Restate every record that follows, keeping it exact.

[Opening DATA IN THIS EXERCISE section]

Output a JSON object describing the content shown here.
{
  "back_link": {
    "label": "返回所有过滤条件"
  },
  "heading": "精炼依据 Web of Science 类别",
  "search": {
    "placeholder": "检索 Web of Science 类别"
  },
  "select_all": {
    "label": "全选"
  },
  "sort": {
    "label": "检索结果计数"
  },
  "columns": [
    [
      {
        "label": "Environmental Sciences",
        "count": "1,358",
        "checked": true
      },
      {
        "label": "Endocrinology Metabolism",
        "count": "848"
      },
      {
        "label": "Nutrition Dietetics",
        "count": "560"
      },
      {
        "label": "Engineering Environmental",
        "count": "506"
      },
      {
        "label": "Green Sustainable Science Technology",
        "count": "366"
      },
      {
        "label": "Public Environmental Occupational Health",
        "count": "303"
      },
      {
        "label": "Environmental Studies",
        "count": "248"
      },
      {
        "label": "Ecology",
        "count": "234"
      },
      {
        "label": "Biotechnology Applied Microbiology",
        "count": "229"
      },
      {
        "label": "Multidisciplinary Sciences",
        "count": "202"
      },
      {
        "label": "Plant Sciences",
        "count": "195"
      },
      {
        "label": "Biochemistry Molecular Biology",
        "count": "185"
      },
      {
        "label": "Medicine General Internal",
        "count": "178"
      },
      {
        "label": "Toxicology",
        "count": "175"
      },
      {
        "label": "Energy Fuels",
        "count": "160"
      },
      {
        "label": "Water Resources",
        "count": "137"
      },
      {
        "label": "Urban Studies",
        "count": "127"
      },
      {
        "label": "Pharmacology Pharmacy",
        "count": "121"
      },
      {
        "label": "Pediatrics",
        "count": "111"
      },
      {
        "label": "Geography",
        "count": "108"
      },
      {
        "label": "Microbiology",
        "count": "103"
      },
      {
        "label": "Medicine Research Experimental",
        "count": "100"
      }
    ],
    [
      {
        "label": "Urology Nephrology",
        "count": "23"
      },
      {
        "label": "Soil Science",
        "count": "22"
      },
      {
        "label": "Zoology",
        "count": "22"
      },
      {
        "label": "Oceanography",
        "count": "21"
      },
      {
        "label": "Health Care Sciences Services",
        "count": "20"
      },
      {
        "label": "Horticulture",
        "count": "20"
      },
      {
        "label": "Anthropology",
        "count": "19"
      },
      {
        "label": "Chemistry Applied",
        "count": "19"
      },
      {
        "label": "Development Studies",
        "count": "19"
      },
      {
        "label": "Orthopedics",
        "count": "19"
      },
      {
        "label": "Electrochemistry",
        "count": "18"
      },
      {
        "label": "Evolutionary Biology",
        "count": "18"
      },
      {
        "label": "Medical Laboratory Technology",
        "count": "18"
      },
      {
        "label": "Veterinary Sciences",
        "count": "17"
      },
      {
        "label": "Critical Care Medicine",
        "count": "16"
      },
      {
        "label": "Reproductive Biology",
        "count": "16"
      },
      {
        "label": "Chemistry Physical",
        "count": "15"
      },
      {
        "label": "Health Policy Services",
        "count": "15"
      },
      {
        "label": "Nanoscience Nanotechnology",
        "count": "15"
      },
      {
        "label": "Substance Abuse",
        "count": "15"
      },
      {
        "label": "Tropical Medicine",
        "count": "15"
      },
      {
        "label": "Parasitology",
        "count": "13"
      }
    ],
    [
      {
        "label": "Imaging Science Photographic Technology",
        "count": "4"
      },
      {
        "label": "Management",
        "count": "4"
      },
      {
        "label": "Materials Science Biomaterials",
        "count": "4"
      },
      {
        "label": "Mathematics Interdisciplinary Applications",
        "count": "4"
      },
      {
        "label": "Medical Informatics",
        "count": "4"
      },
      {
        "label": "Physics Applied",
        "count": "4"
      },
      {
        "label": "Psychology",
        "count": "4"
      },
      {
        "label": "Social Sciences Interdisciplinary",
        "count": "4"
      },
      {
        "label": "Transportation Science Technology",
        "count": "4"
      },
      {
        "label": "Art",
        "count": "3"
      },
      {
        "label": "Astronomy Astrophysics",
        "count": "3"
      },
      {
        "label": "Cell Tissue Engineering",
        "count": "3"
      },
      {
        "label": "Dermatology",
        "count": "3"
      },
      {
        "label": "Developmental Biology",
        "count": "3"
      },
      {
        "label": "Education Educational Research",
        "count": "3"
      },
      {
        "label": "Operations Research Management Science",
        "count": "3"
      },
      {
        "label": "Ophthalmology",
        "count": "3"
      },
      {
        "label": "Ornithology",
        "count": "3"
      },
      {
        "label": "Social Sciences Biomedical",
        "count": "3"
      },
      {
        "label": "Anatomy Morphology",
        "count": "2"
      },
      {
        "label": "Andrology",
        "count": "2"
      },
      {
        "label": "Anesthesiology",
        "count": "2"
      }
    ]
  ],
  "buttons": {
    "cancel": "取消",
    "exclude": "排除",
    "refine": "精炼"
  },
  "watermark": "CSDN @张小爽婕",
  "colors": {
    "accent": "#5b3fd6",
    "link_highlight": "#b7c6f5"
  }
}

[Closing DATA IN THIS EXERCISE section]

◆ RESPONSE TO THE EXERCISE ◆
Output a JSON object describing the content shown here.
{
  "back_link": {
    "label": "返回所有过滤条件"
  },
  "heading": "精炼依据 Web of Science 类别",
  "search": {
    "placeholder": "检索 Web of Science 类别"
  },
  "select_all": {
    "label": "全选"
  },
  "sort": {
    "label": "检索结果计数"
  },
  "columns": [
    [
      {
        "label": "Environmental Sciences",
        "count": "1,358",
        "checked": true
      },
      {
        "label": "Endocrinology Metabolism",
        "count": "848"
      },
      {
        "label": "Nutrition Dietetics",
        "count": "560"
      },
      {
        "label": "Engineering Environmental",
        "count": "506"
      },
      {
        "label": "Green Sustainable Science Technology",
        "count": "366"
      },
      {
        "label": "Public Environmental Occupational Health",
        "count": "303"
      },
      {
        "label": "Environmental Studies",
        "count": "248"
      },
      {
        "label": "Ecology",
        "count": "234"
      },
      {
        "label": "Biotechnology Applied Microbiology",
        "count": "229"
      },
      {
        "label": "Multidisciplinary Sciences",
        "count": "202"
      },
      {
        "label": "Plant Sciences",
        "count": "195"
      },
      {
        "label": "Biochemistry Molecular Biology",
        "count": "185"
      },
      {
        "label": "Medicine General Internal",
        "count": "178"
      },
      {
        "label": "Toxicology",
        "count": "175"
      },
      {
        "label": "Energy Fuels",
        "count": "160"
      },
      {
        "label": "Water Resources",
        "count": "137"
      },
      {
        "label": "Urban Studies",
        "count": "127"
      },
      {
        "label": "Pharmacology Pharmacy",
        "count": "121"
      },
      {
        "label": "Pediatrics",
        "count": "111"
      },
      {
        "label": "Geography",
        "count": "108"
      },
      {
        "label": "Microbiology",
        "count": "103"
      },
      {
        "label": "Medicine Research Experimental",
        "count": "100"
      }
    ],
    [
      {
        "label": "Urology Nephrology",
        "count": "23"
      },
      {
        "label": "Soil Science",
        "count": "22"
      },
      {
        "label": "Zoology",
        "count": "22"
      },
      {
        "label": "Oceanography",
        "count": "21"
      },
      {
        "label": "Health Care Sciences Services",
        "count": "20"
      },
      {
        "label": "Horticulture",
        "count": "20"
      },
      {
        "label": "Anthropology",
        "count": "19"
      },
      {
        "label": "Chemistry Applied",
        "count": "19"
      },
      {
        "label": "Development Studies",
        "count": "19"
      },
      {
        "label": "Orthopedics",
        "count": "19"
      },
      {
        "label": "Electrochemistry",
        "count": "18"
      },
      {
        "label": "Evolutionary Biology",
        "count": "18"
      },
      {
        "label": "Medical Laboratory Technology",
        "count": "18"
      },
      {
        "label": "Veterinary Sciences",
        "count": "17"
      },
      {
        "label": "Critical Care Medicine",
        "count": "16"
      },
      {
        "label": "Reproductive Biology",
        "count": "16"
      },
      {
        "label": "Chemistry Physical",
        "count": "15"
      },
      {
        "label": "Health Policy Services",
        "count": "15"
      },
      {
        "label": "Nanoscience Nanotechnology",
        "count": "15"
      },
      {
        "label": "Substance Abuse",
        "count": "15"
      },
      {
        "label": "Tropical Medicine",
        "count": "15"
      },
      {
        "label": "Parasitology",
        "count": "13"
      }
    ],
    [
      {
        "label": "Imaging Science Photographic Technology",
        "count": "4"
      },
      {
        "label": "Management",
        "count": "4"
      },
      {
        "label": "Materials Science Biomaterials",
        "count": "4"
      },
      {
        "label": "Mathematics Interdisciplinary Applications",
        "count": "4"
      },
      {
        "label": "Medical Informatics",
        "count": "4"
      },
      {
        "label": "Physics Applied",
        "count": "4"
      },
      {
        "label": "Psychology",
        "count": "4"
      },
      {
        "label": "Social Sciences Interdisciplinary",
        "count": "4"
      },
      {
        "label": "Transportation Science Technology",
        "count": "4"
      },
      {
        "label": "Art",
        "count": "3"
      },
      {
        "label": "Astronomy Astrophysics",
        "count": "3"
      },
      {
        "label": "Cell Tissue Engineering",
        "count": "3"
      },
      {
        "label": "Dermatology",
        "count": "3"
      },
      {
        "label": "Developmental Biology",
        "count": "3"
      },
      {
        "label": "Education Educational Research",
        "count": "3"
      },
      {
        "label": "Operations Research Management Science",
        "count": "3"
      },
      {
        "label": "Ophthalmology",
        "count": "3"
      },
      {
        "label": "Ornithology",
        "count": "3"
      },
      {
        "label": "Social Sciences Biomedical",
        "count": "3"
      },
      {
        "label": "Anatomy Morphology",
        "count": "2"
      },
      {
        "label": "Andrology",
        "count": "2"
      },
      {
        "label": "Anesthesiology",
        "count": "2"
      }
    ]
  ],
  "buttons": {
    "cancel": "取消",
    "exclude": "排除",
    "refine": "精炼"
  },
  "watermark": "CSDN @张小爽婕",
  "colors": {
    "accent": "#5b3fd6",
    "link_highlight": "#b7c6f5"
  }
}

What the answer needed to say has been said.